[Data about app and page elements]
Segment Open
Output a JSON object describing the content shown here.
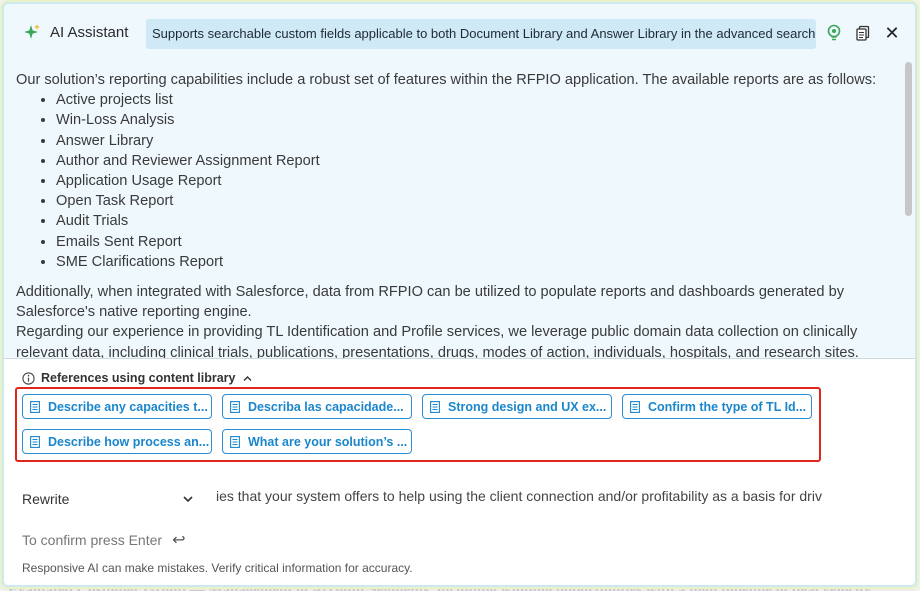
{
  "header": {
    "title": "AI Assistant",
    "banner": "Supports searchable custom fields applicable to both Document Library and Answer Library in the advanced search.",
    "icons": [
      "sparkle-icon",
      "lightbulb-icon",
      "copy-icon",
      "close-icon"
    ],
    "close_glyph": "✕"
  },
  "content": {
    "intro": "Our solution’s reporting capabilities include a robust set of features within the RFPIO application. The available reports are as follows:",
    "reports": [
      "Active projects list",
      "Win-Loss Analysis",
      "Answer Library",
      "Author and Reviewer Assignment Report",
      "Application Usage Report",
      "Open Task Report",
      "Audit Trials",
      "Emails Sent Report",
      "SME Clarifications Report"
    ],
    "paragraph_1": "Additionally, when integrated with Salesforce, data from RFPIO can be utilized to populate reports and dashboards generated by Salesforce's native reporting engine.",
    "paragraph_2": "Regarding our experience in providing TL Identification and Profile services, we leverage public domain data collection on clinically relevant data, including clinical trials, publications, presentations, drugs, modes of action, individuals, hospitals, and research sites."
  },
  "references": {
    "heading": "References using content library",
    "chips": [
      "Describe any capacities t...",
      "Describa las capacidade...",
      "Strong design and UX ex...",
      "Confirm the type of TL Id...",
      "Describe how process an...",
      "What are your solution’s ..."
    ]
  },
  "footer": {
    "rewrite_label": "Rewrite",
    "prompt_text": "ies that your system offers to help using the client connection and/or profitability as a basis for driv",
    "confirm_text": "To confirm press Enter",
    "enter_glyph": "↩",
    "disclaimer": "Responsive AI can make mistakes. Verify critical information for accuracy."
  },
  "background_text": "Evaluated Customer Group — Management of Account Segments, including winning opportunities with a high pipeline of deal velocity",
  "colors": {
    "accent": "#1a86cc",
    "highlight_border": "#e0251b",
    "banner_bg": "#cfe9f6",
    "panel_bg": "#eef8fd"
  }
}
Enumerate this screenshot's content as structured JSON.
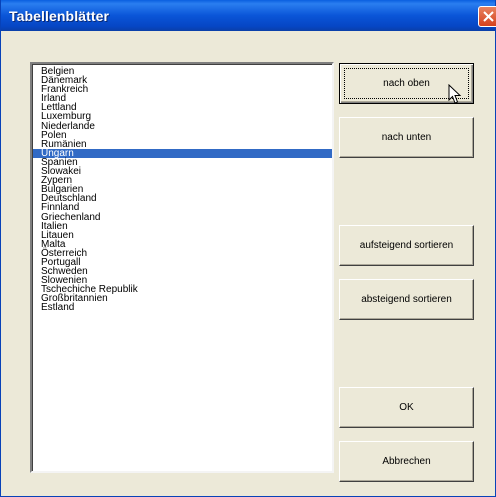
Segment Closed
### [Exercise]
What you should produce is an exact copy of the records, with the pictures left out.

### [The answer]
Output a JSON object describing the content shown here.
{
  "header": {
    "title": "AI Assistant",
    "banner": "Supports searchable custom fields applicable to both Document Library and Answer Library in the advanced search.",
    "icons": [
      "sparkle-icon",
      "lightbulb-icon",
      "copy-icon",
      "close-icon"
    ],
    "close_glyph": "✕"
  },
  "content": {
    "intro": "Our solution’s reporting capabilities include a robust set of features within the RFPIO application. The available reports are as follows:",
    "reports": [
      "Active projects list",
      "Win-Loss Analysis",
      "Answer Library",
      "Author and Reviewer Assignment Report",
      "Application Usage Report",
      "Open Task Report",
      "Audit Trials",
      "Emails Sent Report",
      "SME Clarifications Report"
    ],
    "paragraph_1": "Additionally, when integrated with Salesforce, data from RFPIO can be utilized to populate reports and dashboards generated by Salesforce's native reporting engine.",
    "paragraph_2": "Regarding our experience in providing TL Identification and Profile services, we leverage public domain data collection on clinically relevant data, including clinical trials, publications, presentations, drugs, modes of action, individuals, hospitals, and research sites."
  },
  "references": {
    "heading": "References using content library",
    "chips": [
      "Describe any capacities t...",
      "Describa las capacidade...",
      "Strong design and UX ex...",
      "Confirm the type of TL Id...",
      "Describe how process an...",
      "What are your solution’s ..."
    ]
  },
  "footer": {
    "rewrite_label": "Rewrite",
    "prompt_text": "ies that your system offers to help using the client connection and/or profitability as a basis for driv",
    "confirm_text": "To confirm press Enter",
    "enter_glyph": "↩",
    "disclaimer": "Responsive AI can make mistakes. Verify critical information for accuracy."
  },
  "background_text": "Evaluated Customer Group — Management of Account Segments, including winning opportunities with a high pipeline of deal velocity",
  "colors": {
    "accent": "#1a86cc",
    "highlight_border": "#e0251b",
    "banner_bg": "#cfe9f6",
    "panel_bg": "#eef8fd"
  }
}
Enumerate this screenshot's content as structured JSON.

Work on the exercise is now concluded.